Myth #2: The coronavirus will subside by summer
April 18, 2020
Fact: The coronavirus may follow typical annual flu patterns, but it’s possible that it will continue into the summer like the 2009 swine flu pandemic. More laboratory experiments on the survival of SARS-CoV-2 are needed to predict the next few months, but don’t count on any summer plans quite yet.
This myth arose because people believed that the coronavirus would follow the annual pattern of the common cold and flu, which spread more easily in colder months but ease up when the weather warms. Many studies by researchers have found that, so far, colder areas have higher rates of SARS-CoV-2; however, there have also been a significant number of cases in tropical areas, such as Guangxi and Singapore.
In an interview with CBS News, director of the Climate and Health Program at Columbia University Jeffrey Shaman says that while the common flu peaks in the winter and goes away in the spring, a pandemic influenza outbreak may extend into the summer, like the 2009 swine flu.

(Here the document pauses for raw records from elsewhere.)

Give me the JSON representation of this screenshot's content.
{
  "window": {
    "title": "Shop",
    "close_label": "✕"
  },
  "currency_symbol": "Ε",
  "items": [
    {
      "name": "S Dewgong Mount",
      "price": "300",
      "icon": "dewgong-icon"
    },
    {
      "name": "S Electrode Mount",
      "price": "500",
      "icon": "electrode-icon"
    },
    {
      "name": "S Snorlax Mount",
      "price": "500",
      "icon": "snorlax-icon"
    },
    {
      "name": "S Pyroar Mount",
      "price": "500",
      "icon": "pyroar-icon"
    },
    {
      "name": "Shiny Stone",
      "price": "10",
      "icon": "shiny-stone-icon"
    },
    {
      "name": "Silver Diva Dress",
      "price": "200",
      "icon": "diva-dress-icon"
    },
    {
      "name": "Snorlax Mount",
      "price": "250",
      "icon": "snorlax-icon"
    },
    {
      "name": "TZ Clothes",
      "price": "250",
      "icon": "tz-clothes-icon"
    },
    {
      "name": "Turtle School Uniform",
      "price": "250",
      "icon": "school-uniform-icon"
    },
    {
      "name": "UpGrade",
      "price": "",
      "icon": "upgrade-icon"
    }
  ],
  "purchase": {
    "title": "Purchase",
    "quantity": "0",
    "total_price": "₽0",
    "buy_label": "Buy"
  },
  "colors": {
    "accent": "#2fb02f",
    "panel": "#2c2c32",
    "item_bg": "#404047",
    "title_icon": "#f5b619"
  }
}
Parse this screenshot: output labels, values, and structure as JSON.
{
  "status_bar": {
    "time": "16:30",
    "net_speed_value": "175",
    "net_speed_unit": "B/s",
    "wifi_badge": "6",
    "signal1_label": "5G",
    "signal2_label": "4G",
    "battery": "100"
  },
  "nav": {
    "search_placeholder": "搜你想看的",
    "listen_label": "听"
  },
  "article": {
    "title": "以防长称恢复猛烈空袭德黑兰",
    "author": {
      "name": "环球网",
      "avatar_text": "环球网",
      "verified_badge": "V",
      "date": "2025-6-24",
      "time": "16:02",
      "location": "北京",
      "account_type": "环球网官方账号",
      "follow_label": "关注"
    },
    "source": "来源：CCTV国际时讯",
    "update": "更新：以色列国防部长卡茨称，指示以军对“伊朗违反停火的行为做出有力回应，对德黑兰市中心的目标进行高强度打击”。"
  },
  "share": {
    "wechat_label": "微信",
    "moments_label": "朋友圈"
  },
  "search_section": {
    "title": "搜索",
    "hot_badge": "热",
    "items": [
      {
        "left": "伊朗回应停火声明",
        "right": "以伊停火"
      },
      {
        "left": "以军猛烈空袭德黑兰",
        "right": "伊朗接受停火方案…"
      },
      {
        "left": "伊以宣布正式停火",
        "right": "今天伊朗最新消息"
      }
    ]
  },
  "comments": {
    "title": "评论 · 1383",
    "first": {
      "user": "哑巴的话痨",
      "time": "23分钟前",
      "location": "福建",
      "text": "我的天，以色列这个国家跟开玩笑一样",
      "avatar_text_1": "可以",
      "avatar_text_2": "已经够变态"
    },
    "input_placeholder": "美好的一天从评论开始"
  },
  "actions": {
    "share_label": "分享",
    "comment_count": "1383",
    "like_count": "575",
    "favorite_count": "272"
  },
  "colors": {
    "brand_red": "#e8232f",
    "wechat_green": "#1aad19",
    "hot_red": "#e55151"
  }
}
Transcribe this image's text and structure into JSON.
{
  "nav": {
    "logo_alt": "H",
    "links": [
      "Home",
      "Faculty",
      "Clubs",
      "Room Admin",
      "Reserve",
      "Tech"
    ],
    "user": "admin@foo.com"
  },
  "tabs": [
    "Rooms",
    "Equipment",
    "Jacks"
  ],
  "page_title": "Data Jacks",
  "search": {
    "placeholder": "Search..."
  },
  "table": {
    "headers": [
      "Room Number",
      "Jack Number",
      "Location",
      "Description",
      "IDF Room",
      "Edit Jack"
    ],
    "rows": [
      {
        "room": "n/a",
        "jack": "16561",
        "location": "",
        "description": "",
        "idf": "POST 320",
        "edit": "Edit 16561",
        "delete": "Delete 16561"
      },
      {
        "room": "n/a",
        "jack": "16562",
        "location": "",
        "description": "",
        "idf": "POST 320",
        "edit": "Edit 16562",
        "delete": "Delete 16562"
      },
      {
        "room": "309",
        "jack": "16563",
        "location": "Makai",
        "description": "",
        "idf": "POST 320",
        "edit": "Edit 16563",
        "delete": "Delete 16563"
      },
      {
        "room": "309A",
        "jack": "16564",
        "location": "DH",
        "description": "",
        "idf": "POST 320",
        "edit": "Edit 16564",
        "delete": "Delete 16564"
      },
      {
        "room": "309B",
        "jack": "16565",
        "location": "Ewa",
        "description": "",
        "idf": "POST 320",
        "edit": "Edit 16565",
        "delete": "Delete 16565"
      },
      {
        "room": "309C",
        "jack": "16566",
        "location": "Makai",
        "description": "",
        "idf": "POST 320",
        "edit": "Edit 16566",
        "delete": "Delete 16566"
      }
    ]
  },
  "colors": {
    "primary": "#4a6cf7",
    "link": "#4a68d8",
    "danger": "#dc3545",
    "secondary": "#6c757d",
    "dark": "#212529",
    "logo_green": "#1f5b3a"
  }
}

“There is heightened susceptibility in the human population that allows for transmission even as humidity conditions rise,” Shaman explained.
The 2009 swine flu went away in June, but resurged in late August and September as humidity dropped.
“If this novel emergent coronavirus were to follow this pattern, then it would probably continue circulating until May or June, then we’d get a break, and then we might get a second wave of it in September,” Shaman said.